Learning a wide variety of Korean grammar structures is vital for anyone who wants to achieve a high level of fluency. Different grammar structures can indicate whether a sentence is a command or request, indicate the past, present, and future tenses, indicate expressions of opinion or surprise, pose questions, and so much more.
There are so many times when I just don’t have the right vocabulary to talk about specific items or topics, or when I can’t understand what I’m listening to or reading even though I know the grammar structure being used!
That’s why learning and studying vocabulary has always been my favorite language learning activity. While knowing various grammar structures is certainly important, I’ve always felt that knowing a lot of vocabulary would be more useful for me in the long run. Since I know enough Korean grammar to express myself and get by in my day-to-day life, I prefer to focus most of my energies on acquiring more vocabulary so that I can understand and talk about a wider range of topics.
So today, I’m going to introduce some of my favorite books, apps, and methods for studying Korean vocabulary! There are so many great vocabulary resources out there, so keep reading if you’d like to learn more!
Last month, I made a post talking about my goals for 2022. One of my language goals was to finish four Korean textbooks that I already own, so today I wanted to share with you which books I plan to work on and why. I might change my mind further down the road, but for now, here are the four Korean textbooks that I hope to finish this year!
Hangeul, or the Korean alphabet, is one of the simplest parts of learning Korean, but it is the necessary foundation upon which all other skills are built. I started learning Korean nearly 6 years ago, and I decided it is high time that I talk about this incredibly important topic! In today’s post, I will be sharing my favorite resources and tips for learning and becoming proficient in reading and writing hangeul.

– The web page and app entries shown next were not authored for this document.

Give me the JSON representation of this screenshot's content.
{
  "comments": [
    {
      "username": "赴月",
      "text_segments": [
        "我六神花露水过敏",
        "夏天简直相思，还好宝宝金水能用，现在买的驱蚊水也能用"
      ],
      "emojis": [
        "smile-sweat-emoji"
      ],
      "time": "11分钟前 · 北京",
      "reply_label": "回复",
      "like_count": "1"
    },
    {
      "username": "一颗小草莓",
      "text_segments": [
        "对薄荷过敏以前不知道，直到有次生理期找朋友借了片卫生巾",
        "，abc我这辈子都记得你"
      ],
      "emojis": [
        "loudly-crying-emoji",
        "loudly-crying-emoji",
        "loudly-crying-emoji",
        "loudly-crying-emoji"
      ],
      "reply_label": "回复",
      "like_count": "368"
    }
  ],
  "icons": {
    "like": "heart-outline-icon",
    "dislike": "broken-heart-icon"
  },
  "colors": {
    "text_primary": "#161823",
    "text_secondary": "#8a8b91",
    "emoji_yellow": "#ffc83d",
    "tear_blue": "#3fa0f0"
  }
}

Today I wanted to give a quick tour of my bookshelf where I keep all of my Korean leisure books and textbooks. I love seeing what learning and reading materials other people like to use, so I thought I’d share my collection as well!

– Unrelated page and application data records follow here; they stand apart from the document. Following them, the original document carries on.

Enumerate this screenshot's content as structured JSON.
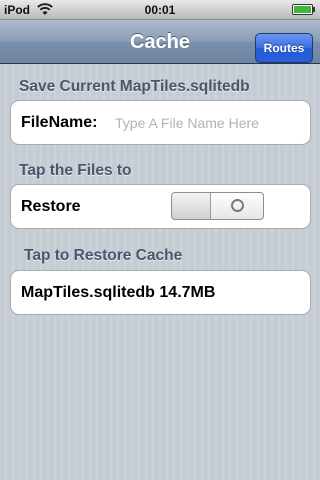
{
  "status_bar": {
    "carrier": "iPod",
    "time": "00:01",
    "wifi_icon": "wifi-icon",
    "battery_icon": "battery-icon",
    "battery_color": "#3cb83c"
  },
  "nav": {
    "title": "Cache",
    "right_button": "Routes",
    "button_color": "#2a5fd9"
  },
  "sections": {
    "save_header": "Save Current MapTiles.sqlitedb",
    "filename_label": "FileName:",
    "filename_value": "",
    "filename_placeholder": "Type A File Name Here",
    "restore_header": "Tap the Files to",
    "restore_label": "Restore",
    "restore_toggle_on": false,
    "cache_header": "Tap to Restore Cache",
    "cache_files": [
      {
        "name": "MapTiles.sqlitedb 14.7MB"
      }
    ]
  }
}
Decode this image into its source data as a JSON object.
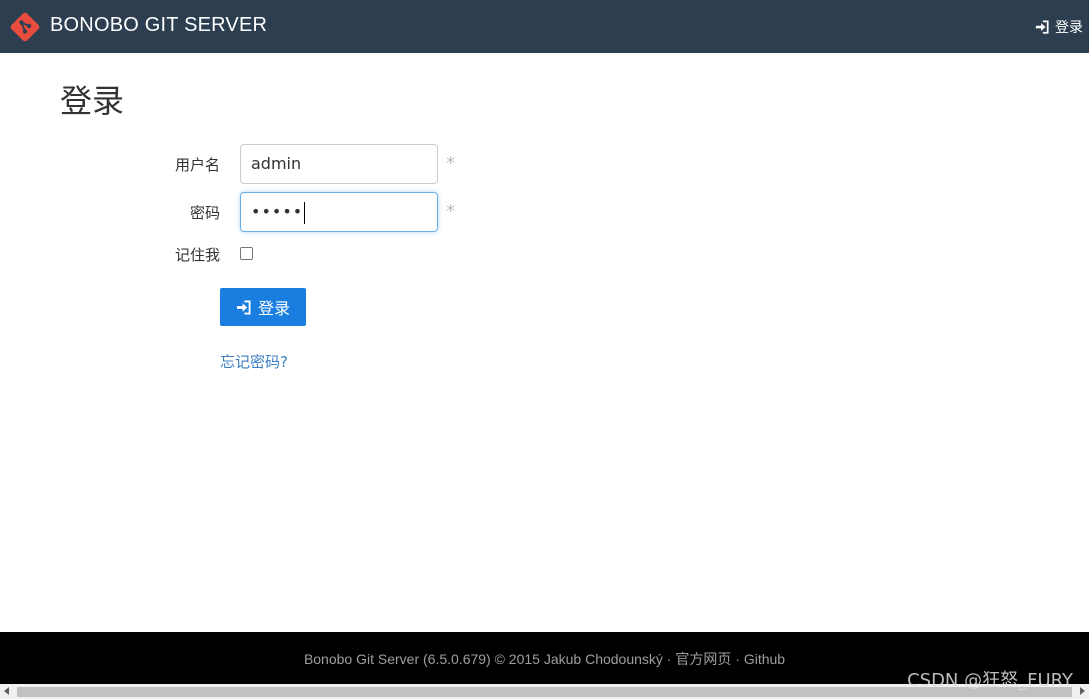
{
  "header": {
    "brand": "BONOBO GIT SERVER",
    "login_link": "登录"
  },
  "page": {
    "title": "登录"
  },
  "form": {
    "username_label": "用户名",
    "username_value": "admin",
    "password_label": "密码",
    "password_value": "•••••",
    "required_mark": "*",
    "remember_label": "记住我",
    "remember_checked": false,
    "submit_label": "登录",
    "forgot_link": "忘记密码?"
  },
  "footer": {
    "text": "Bonobo Git Server (6.5.0.679) © 2015 Jakub Chodounský ·",
    "link_official": "官方网页",
    "separator": "·",
    "link_github": "Github"
  },
  "watermark": "CSDN @狂怒_FURY",
  "icons": {
    "logo": "git-diamond-logo-icon",
    "login": "sign-in-icon"
  },
  "colors": {
    "header_bg": "#2c3e50",
    "primary_button": "#1a7ee0",
    "link": "#3c7fc2",
    "footer_bg": "#000000",
    "logo": "#e74c3c"
  }
}
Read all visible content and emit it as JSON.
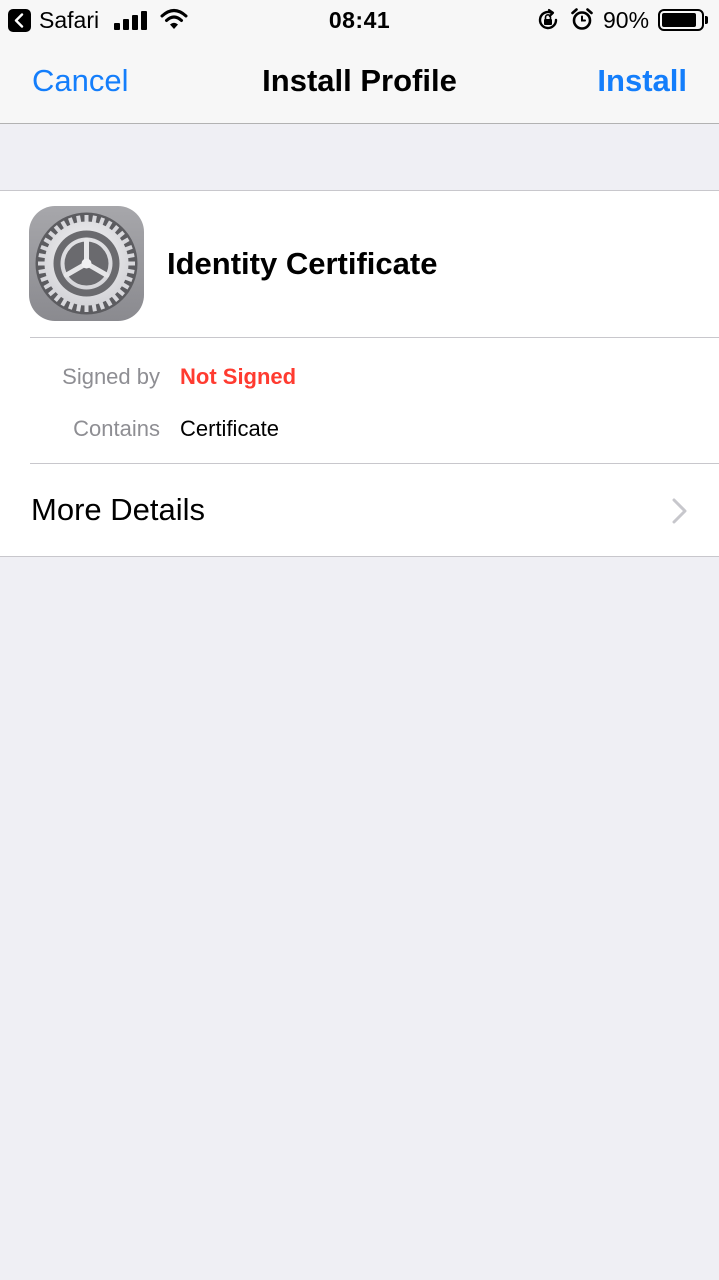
{
  "status_bar": {
    "back_app": "Safari",
    "time": "08:41",
    "battery_percent": "90%",
    "battery_level": 0.9,
    "icons": [
      "back-arrow-icon",
      "cellular-signal-icon",
      "wifi-icon",
      "orientation-lock-icon",
      "alarm-icon",
      "battery-icon"
    ]
  },
  "nav": {
    "cancel_label": "Cancel",
    "title": "Install Profile",
    "install_label": "Install"
  },
  "profile": {
    "name": "Identity Certificate",
    "icon": "settings-gear-icon"
  },
  "details": [
    {
      "label": "Signed by",
      "value": "Not Signed",
      "value_color": "#ff3b30"
    },
    {
      "label": "Contains",
      "value": "Certificate"
    }
  ],
  "more_details": {
    "label": "More Details",
    "icon": "chevron-right-icon"
  },
  "colors": {
    "accent": "#147efb",
    "warning": "#ff3b30",
    "background": "#efeff4"
  }
}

Yesterday, I finally got through to the end of one of my study materials that I’ve been holding on to for a very long time! I started working my way through this book months ago and I feel very satisfied having finally gotten to the end. It’s quite a small book, so it only made a very small dent in my large pile of Korean textbooks, but it’s a dent all the same.
Power Up! Korean Vocabulary is published by Korea University and includes 500 useful Korean vocabulary words as well as an illustrated index with even more words. Today I will be going into detail about the structure and contents of this book, as well as my preferred methods for studying with this text.

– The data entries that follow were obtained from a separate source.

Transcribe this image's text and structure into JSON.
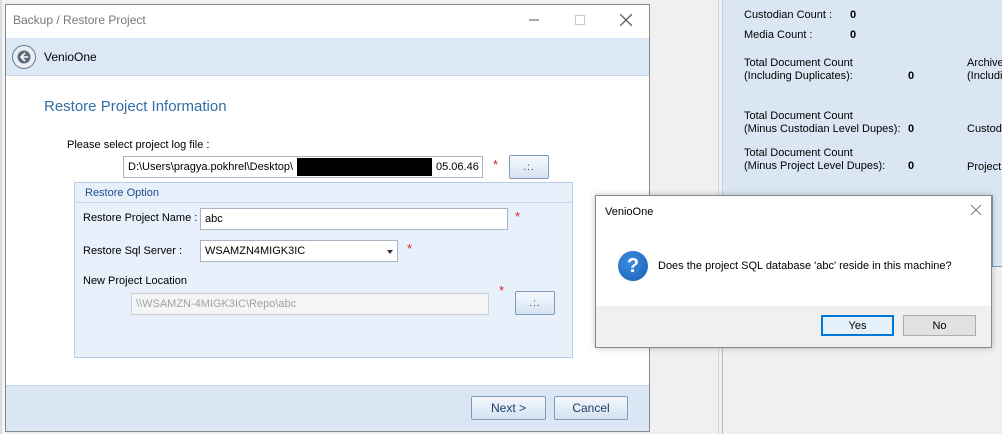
{
  "background": {
    "custodian_count_label": "Custodian Count :",
    "custodian_count_value": "0",
    "media_count_label": "Media Count :",
    "media_count_value": "0",
    "total_incl_dup_label_1": "Total Document Count",
    "total_incl_dup_label_2": "(Including Duplicates):",
    "total_incl_dup_value": "0",
    "archive_label_1": "Archive",
    "archive_label_2": "(Includi",
    "total_minus_cust_label_1": "Total Document Count",
    "total_minus_cust_label_2": "(Minus Custodian Level Dupes):",
    "total_minus_cust_value": "0",
    "custodi_label": "Custodi",
    "total_minus_proj_label_1": "Total Document Count",
    "total_minus_proj_label_2": "(Minus Project Level Dupes):",
    "total_minus_proj_value": "0",
    "project_label": "Project"
  },
  "dialog": {
    "title": "Backup / Restore Project",
    "app_name": "VenioOne",
    "section_title": "Restore Project Information",
    "log_file_label": "Please select project log file :",
    "log_file_value_prefix": "D:\\Users\\pragya.pokhrel\\Desktop\\",
    "log_file_value_suffix": "05.06.46",
    "browse_label": ".:.",
    "group_title": "Restore Option",
    "project_name_label": "Restore Project Name :",
    "project_name_value": "abc",
    "sql_server_label": "Restore Sql Server :",
    "sql_server_value": "WSAMZN4MIGK3IC",
    "location_label": "New Project Location",
    "location_value": "\\\\WSAMZN-4MIGK3IC\\Repo\\abc",
    "required_mark": "*",
    "next_label": "Next >",
    "cancel_label": "Cancel"
  },
  "msgbox": {
    "title": "VenioOne",
    "message": "Does the project SQL database 'abc' reside in this machine?",
    "yes_label": "Yes",
    "no_label": "No",
    "icon": "question-icon"
  },
  "colors": {
    "accent_title": "#2f6ea7",
    "panel_blue": "#dbe6f4",
    "required": "#d22222"
  }
}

It’s been a few months since I decided I wanted to learn Korean. You’d think I’d have made some kind of progress by now, right?
For two reasons. 1) I’m quite lazy and undisciplined. 2) Where the heck to start???
There’s not much I can do to conquer the first problem besides just bucking up and exerting painful amounts of willpower to the task. As for the second, I believe I have slowly begun to solve the mystery.